Inglis’ talk will center on the questions of whether American free enterprise can solve climate change and whether Conservatives can lead the country to action, as well as how citizens can get leaders to act on climate change solutions.
The event figures to be one of the more interesting talks on the UB calendar this fall. “I find it extremely refreshing that a highly regarded conservative is discussing climate change,” says Jason Briner, professor of geology in UB’s College of Arts and Sciences.
“On the one hand, it is somewhat depressing that we still need to expend energy getting people on board with looming climate and environmental issues. But on the other hand, finding an audience of open minds willing to overlook party lines to consider the facts of climate change is a nontrivial step forward,” Briner adds. “Inglis is one of the few conservative politicians willing to treat climate change as the non-political issue that it is, and we are fortunate that he’s coming to UB.”
Jacob Neiheisel, assistant professor of political science in the College of Arts and Sciences, is also looking forward to Inglis’ talk. He, too, is baffled that climate change is a political issue at all, and is hoping that attendees, regardless of their political affiliation, come with an open mind and a willingness to hear the other side.
“Reasonable people can certainly disagree about what an appropriate response to the problem should be, but the degree to which both elites and members of the mass public are divided on this point is a clear symptom of the extent to which American politics is currently polarized along partisan and ideological lines,” Neiheisel says.

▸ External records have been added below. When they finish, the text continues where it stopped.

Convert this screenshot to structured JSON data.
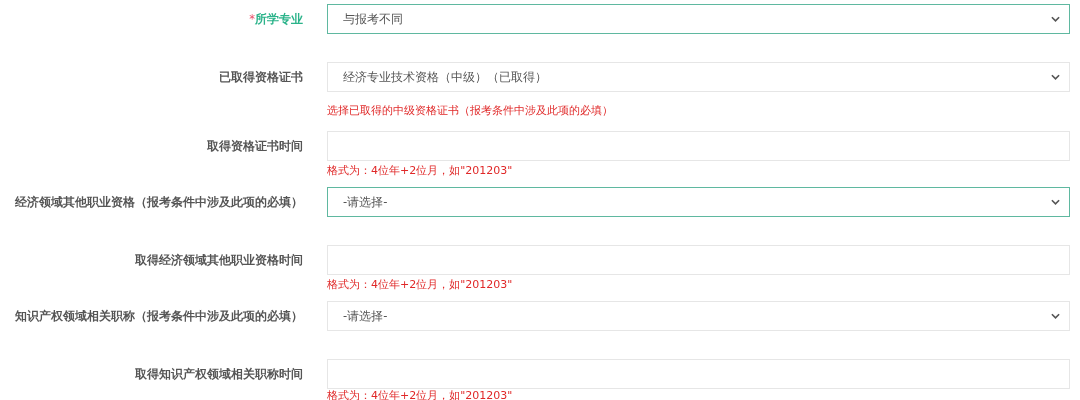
{
  "form": {
    "rows": [
      {
        "label": "所学专业",
        "required_mark": "*",
        "required": true,
        "kind": "select",
        "value": "与报考不同",
        "focused": true
      },
      {
        "label": "已取得资格证书",
        "required": false,
        "kind": "select",
        "value": "经济专业技术资格（中级）（已取得）",
        "focused": false,
        "hint": "选择已取得的中级资格证书（报考条件中涉及此项的必填）"
      },
      {
        "label": "取得资格证书时间",
        "required": false,
        "kind": "text",
        "focused": false,
        "hint": "格式为：4位年+2位月，如\"201203\""
      },
      {
        "label": "经济领域其他职业资格（报考条件中涉及此项的必填）",
        "required": false,
        "kind": "select",
        "value": "-请选择-",
        "focused": true
      },
      {
        "label": "取得经济领域其他职业资格时间",
        "required": false,
        "kind": "text",
        "focused": false,
        "hint": "格式为：4位年+2位月，如\"201203\""
      },
      {
        "label": "知识产权领域相关职称（报考条件中涉及此项的必填）",
        "required": false,
        "kind": "select",
        "value": "-请选择-",
        "focused": false
      },
      {
        "label": "取得知识产权领域相关职称时间",
        "required": false,
        "kind": "text",
        "focused": false,
        "hint": "格式为：4位年+2位月，如\"201203\""
      }
    ]
  }
}
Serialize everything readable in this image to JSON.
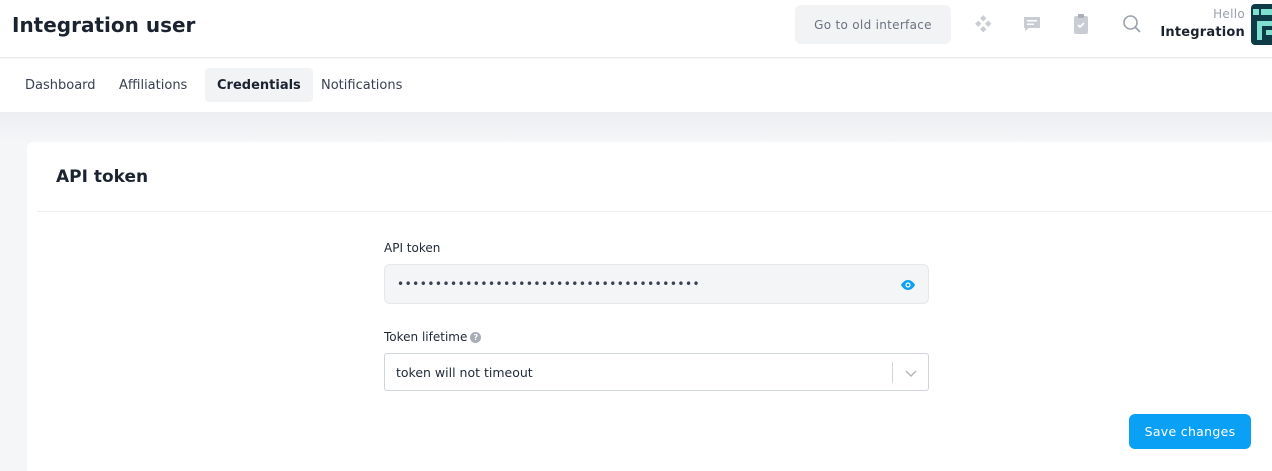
{
  "header": {
    "title": "Integration user",
    "old_interface_label": "Go to old interface",
    "greeting": "Hello",
    "user_name": "Integration",
    "icons": [
      "apps-icon",
      "chat-icon",
      "clipboard-icon",
      "search-icon"
    ]
  },
  "tabs": [
    {
      "label": "Dashboard",
      "active": false
    },
    {
      "label": "Affiliations",
      "active": false
    },
    {
      "label": "Credentials",
      "active": true
    },
    {
      "label": "Notifications",
      "active": false
    }
  ],
  "card": {
    "title": "API token",
    "token_label": "API token",
    "token_value": "••••••••••••••••••••••••••••••••••••••••",
    "lifetime_label": "Token lifetime",
    "lifetime_value": "token will not timeout",
    "save_label": "Save changes"
  },
  "colors": {
    "accent": "#0aa0f5",
    "avatar_bg": "#0f3b47",
    "avatar_fg": "#7fe0d0"
  }
}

He points out that Democrats have largely owned the issue of climate policy and that, in a polarized political environment, there is often a push among one party to oppose whatever the other party is proposing. “Some of the skepticism surrounding climate change among Republicans and conservatives more generally can be traced to just such an impulse,” Neiheisel explains, adding that the most common solutions proposed to solve the problem center around more taxes and regulation – policies that fly in the face of the political Right’s core beliefs.
However, Republicans and conservatives may be seeing that it’s time to embrace being part of the climate policy conversation. “It isn’t clear that outright denial is working all that well, so providing conservatives with solutions that don’t cut against their strongly-held beliefs surrounding government intervention may provide a new way forward for them if they are to remain in the conversation,” Neiheisel says.